MATERIAL FOR THIS EXERCISE:
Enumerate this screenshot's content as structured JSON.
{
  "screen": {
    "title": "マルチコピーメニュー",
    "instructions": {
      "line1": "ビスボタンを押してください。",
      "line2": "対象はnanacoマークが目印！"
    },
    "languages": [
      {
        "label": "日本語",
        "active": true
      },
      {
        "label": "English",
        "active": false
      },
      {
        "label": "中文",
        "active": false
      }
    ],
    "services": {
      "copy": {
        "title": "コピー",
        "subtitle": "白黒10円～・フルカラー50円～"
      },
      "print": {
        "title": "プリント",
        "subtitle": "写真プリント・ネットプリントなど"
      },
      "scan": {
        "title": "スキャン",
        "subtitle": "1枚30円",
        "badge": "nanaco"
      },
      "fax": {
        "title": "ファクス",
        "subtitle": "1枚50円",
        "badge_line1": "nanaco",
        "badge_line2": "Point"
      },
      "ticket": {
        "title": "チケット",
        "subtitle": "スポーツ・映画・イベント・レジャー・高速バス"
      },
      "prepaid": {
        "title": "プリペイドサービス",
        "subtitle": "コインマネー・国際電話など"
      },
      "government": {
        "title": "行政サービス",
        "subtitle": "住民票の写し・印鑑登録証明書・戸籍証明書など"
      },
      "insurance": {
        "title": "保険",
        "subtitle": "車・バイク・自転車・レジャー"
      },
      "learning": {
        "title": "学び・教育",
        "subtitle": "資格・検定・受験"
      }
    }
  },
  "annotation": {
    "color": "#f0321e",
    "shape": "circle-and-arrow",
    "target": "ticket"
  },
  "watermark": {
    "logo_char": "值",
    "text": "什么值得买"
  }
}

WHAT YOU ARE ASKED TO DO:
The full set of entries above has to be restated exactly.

OUTPUT:
Enumerate this screenshot's content as structured JSON.
{
  "screen": {
    "title": "マルチコピーメニュー",
    "instructions": {
      "line1": "ビスボタンを押してください。",
      "line2": "対象はnanacoマークが目印！"
    },
    "languages": [
      {
        "label": "日本語",
        "active": true
      },
      {
        "label": "English",
        "active": false
      },
      {
        "label": "中文",
        "active": false
      }
    ],
    "services": {
      "copy": {
        "title": "コピー",
        "subtitle": "白黒10円～・フルカラー50円～"
      },
      "print": {
        "title": "プリント",
        "subtitle": "写真プリント・ネットプリントなど"
      },
      "scan": {
        "title": "スキャン",
        "subtitle": "1枚30円",
        "badge": "nanaco"
      },
      "fax": {
        "title": "ファクス",
        "subtitle": "1枚50円",
        "badge_line1": "nanaco",
        "badge_line2": "Point"
      },
      "ticket": {
        "title": "チケット",
        "subtitle": "スポーツ・映画・イベント・レジャー・高速バス"
      },
      "prepaid": {
        "title": "プリペイドサービス",
        "subtitle": "コインマネー・国際電話など"
      },
      "government": {
        "title": "行政サービス",
        "subtitle": "住民票の写し・印鑑登録証明書・戸籍証明書など"
      },
      "insurance": {
        "title": "保険",
        "subtitle": "車・バイク・自転車・レジャー"
      },
      "learning": {
        "title": "学び・教育",
        "subtitle": "資格・検定・受験"
      }
    }
  },
  "annotation": {
    "color": "#f0321e",
    "shape": "circle-and-arrow",
    "target": "ticket"
  },
  "watermark": {
    "logo_char": "值",
    "text": "什么值得买"
  }
}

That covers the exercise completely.